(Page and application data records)
»»

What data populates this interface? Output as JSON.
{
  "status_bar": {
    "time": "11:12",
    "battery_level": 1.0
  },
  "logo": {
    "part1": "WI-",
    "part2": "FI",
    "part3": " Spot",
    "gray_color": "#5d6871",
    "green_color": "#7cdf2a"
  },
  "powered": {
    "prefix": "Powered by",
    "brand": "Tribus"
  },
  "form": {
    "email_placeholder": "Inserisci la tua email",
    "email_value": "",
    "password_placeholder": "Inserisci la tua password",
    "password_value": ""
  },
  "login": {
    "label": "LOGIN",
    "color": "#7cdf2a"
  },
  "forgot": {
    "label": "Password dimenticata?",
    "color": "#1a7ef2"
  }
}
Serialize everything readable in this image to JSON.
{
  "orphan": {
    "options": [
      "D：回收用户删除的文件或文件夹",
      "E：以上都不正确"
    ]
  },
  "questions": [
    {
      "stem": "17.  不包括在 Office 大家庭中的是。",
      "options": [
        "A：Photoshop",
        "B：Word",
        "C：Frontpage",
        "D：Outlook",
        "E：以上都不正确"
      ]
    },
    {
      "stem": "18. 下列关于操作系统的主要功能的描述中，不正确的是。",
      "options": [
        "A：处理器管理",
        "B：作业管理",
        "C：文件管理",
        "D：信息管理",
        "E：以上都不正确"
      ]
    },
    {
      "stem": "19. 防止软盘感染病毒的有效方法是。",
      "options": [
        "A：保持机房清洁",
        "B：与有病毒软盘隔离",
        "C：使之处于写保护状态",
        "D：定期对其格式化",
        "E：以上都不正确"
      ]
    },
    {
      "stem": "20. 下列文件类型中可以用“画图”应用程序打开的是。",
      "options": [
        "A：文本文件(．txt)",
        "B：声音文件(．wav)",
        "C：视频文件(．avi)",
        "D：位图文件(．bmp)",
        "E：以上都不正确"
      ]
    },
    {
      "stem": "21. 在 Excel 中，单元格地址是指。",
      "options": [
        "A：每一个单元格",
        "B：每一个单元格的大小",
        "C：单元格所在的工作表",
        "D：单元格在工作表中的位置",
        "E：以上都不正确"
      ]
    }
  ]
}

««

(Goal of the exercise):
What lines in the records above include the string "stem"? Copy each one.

(Answer section):
      "stem": "17.  不包括在 Office 大家庭中的是。",
      "stem": "18. 下列关于操作系统的主要功能的描述中，不正确的是。",
      "stem": "19. 防止软盘感染病毒的有效方法是。",
      "stem": "20. 下列文件类型中可以用“画图”应用程序打开的是。",
      "stem": "21. 在 Excel 中，单元格地址是指。",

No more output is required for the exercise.